So, she made a plan.  She decided to approach Jesus from behind as He was walking through a crowd, and reach out and touch the tassels of His outer garment.  Her hope was that in touching Jesus, she would be made well.  It was a risky move.  If anyone in the crowd recognized her, it could be dangerous.  Being unclean, she was not allowed to be in public, touching and bumping and jostling with those who were clean.  According to their custom, she could make the entire crowd unclean.  But she went into the crowd anyway, and she came up behind Jesus, her only hope, and she reached out and touched His garment, and she was made well.

I am reminded of how often we are embarrassed about the struggles and issues in our own lives and afraid to  approach Jesus in the congregation -in public.  Yet the book of James, chapter 5, tells us that we ought to confess our sins to one another so that we can be healed.  Someone said that we are as sick as our secrets -I think that's true.  Author and speaker, Jack Frost, noted that we often don't seek healing (spiritually and emotionally) until the level of our pain exceeds the level of our denial -I think that is true as well.  But, when we are desperate enough to risk it all in order to be right with God, God shows up.

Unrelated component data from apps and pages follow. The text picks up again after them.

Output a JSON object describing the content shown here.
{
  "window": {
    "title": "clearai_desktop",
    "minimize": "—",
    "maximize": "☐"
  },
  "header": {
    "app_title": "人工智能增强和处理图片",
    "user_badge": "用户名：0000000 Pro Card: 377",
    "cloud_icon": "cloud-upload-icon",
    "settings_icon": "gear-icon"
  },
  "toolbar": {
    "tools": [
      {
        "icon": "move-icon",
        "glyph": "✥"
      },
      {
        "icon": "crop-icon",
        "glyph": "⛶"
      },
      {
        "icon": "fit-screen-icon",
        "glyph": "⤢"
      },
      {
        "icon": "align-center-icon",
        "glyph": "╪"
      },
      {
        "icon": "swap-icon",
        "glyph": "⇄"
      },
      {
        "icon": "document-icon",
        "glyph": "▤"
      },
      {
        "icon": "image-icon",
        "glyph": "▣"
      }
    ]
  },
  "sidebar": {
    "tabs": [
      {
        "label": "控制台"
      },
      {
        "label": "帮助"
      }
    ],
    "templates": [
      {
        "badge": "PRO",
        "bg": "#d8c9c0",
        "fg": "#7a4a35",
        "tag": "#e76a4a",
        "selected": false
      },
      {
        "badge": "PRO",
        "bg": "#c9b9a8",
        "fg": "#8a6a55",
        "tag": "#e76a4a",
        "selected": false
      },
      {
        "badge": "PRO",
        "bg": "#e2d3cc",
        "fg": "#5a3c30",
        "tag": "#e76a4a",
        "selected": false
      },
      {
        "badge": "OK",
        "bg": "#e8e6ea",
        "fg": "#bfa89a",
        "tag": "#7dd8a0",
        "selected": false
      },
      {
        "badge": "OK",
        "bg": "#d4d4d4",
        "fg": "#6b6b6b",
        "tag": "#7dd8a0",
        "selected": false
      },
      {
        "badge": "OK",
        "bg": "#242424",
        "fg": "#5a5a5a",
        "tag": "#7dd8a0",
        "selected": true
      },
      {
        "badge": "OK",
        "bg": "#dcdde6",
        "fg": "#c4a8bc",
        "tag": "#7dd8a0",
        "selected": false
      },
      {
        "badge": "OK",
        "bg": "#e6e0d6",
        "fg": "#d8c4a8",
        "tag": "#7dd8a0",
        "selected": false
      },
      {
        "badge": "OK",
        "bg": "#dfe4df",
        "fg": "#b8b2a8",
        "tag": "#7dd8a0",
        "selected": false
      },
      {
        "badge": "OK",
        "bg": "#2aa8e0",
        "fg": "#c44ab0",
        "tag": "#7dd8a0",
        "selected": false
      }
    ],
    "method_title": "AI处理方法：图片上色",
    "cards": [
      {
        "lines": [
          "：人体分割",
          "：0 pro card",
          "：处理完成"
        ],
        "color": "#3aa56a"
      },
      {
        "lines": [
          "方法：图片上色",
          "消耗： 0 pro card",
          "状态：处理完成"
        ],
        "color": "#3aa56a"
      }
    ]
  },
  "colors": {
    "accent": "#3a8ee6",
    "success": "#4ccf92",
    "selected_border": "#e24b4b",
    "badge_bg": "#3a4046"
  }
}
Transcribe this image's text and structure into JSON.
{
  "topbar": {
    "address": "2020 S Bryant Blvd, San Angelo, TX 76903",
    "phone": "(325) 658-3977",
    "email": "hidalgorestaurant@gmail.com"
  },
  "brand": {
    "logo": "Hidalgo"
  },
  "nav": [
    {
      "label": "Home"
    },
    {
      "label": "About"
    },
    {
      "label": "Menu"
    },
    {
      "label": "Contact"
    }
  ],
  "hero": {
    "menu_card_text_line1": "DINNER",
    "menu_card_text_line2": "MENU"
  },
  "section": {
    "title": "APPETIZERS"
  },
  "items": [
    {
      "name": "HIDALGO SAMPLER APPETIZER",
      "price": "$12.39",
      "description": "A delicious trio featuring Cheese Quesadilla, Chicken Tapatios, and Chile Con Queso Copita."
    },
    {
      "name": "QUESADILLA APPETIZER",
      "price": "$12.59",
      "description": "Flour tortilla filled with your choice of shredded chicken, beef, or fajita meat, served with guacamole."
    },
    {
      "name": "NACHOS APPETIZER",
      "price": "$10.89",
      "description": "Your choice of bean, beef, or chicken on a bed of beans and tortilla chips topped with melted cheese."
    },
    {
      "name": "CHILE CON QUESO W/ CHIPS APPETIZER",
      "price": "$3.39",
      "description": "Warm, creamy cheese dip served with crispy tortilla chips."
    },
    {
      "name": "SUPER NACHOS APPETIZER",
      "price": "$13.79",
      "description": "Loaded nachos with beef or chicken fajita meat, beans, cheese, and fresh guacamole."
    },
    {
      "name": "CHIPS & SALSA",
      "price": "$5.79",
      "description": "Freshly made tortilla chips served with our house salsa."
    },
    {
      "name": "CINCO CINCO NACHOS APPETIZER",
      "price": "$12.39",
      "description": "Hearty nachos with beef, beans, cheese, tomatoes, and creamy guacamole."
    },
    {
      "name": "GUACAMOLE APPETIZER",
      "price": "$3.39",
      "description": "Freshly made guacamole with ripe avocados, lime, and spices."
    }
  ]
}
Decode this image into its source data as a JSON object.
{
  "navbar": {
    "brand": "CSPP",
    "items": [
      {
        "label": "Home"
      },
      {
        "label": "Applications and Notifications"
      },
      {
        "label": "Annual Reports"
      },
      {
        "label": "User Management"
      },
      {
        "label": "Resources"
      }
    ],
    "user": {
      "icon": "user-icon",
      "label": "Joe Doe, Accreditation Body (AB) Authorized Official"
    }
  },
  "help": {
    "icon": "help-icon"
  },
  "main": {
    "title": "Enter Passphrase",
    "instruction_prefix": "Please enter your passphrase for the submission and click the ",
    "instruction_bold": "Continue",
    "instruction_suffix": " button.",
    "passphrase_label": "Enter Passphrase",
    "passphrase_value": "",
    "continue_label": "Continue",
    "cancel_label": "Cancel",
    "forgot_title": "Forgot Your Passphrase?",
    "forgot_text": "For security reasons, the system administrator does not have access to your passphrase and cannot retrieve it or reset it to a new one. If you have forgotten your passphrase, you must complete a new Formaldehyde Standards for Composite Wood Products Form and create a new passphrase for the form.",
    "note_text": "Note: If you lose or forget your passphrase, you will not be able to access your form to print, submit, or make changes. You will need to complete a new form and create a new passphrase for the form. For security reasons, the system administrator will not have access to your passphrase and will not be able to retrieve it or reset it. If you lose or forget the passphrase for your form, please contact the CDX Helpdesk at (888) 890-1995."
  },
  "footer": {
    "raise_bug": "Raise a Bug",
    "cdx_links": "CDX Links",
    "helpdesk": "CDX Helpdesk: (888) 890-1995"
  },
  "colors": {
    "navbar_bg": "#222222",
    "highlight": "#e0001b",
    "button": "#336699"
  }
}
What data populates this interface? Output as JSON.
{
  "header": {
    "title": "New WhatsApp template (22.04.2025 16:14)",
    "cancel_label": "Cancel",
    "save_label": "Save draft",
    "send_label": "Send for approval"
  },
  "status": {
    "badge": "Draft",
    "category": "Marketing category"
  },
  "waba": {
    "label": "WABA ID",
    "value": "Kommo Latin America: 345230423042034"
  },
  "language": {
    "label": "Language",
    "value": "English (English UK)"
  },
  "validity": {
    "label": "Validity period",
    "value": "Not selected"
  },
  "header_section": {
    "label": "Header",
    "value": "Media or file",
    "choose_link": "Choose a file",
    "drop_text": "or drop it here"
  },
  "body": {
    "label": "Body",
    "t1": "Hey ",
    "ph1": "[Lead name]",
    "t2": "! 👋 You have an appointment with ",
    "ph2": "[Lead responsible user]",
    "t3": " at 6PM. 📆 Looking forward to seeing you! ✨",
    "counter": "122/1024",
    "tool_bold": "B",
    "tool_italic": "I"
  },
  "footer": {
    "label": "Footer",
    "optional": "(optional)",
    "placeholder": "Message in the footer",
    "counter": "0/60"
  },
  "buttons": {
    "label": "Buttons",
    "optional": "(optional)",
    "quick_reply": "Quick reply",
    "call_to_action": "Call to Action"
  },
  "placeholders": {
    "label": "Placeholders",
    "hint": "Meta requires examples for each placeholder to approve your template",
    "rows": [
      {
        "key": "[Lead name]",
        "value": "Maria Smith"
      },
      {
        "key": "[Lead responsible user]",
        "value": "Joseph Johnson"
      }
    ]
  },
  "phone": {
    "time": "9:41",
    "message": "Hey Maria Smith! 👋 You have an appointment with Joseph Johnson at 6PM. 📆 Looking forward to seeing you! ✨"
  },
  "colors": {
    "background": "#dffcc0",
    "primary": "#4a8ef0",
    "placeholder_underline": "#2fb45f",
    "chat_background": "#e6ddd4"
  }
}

I am also reminded here that after the fact -after Jesus heals and restores us, all of the hurt and pain and suffering we have endured (physically, spiritually and emotionally) is nothing but a testimony to God's goodness and grace.  After she was healed, it didn't much matter that people knew she had been sick.  The same is true for us.  Seeking Jesus is worth the risk.